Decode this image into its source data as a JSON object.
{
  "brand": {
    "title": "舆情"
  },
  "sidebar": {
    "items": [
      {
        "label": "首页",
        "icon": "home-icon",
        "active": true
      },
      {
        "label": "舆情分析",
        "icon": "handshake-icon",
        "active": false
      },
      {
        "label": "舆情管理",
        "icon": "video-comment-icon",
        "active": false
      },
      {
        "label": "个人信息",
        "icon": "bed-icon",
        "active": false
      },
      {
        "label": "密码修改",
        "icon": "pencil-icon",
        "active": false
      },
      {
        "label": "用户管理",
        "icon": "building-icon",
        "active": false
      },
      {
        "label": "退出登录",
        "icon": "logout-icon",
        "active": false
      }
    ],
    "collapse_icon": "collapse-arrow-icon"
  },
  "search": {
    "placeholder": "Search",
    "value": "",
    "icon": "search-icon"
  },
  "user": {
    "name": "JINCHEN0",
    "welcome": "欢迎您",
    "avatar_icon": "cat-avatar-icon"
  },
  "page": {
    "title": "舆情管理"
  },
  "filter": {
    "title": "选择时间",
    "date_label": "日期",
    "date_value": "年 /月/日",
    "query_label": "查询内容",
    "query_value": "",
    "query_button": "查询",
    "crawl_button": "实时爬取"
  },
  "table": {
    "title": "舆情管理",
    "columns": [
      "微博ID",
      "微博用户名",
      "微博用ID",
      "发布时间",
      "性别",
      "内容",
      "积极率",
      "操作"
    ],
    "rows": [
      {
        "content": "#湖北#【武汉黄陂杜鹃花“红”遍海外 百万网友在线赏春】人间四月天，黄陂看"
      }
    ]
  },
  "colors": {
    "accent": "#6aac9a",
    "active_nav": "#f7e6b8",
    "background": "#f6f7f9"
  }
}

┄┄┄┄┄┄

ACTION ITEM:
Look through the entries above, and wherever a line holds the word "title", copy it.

SOLUTION TO THE EXERCISE:
    "title": "舆情"
    "title": "舆情管理"
    "title": "选择时间",
    "title": "舆情管理",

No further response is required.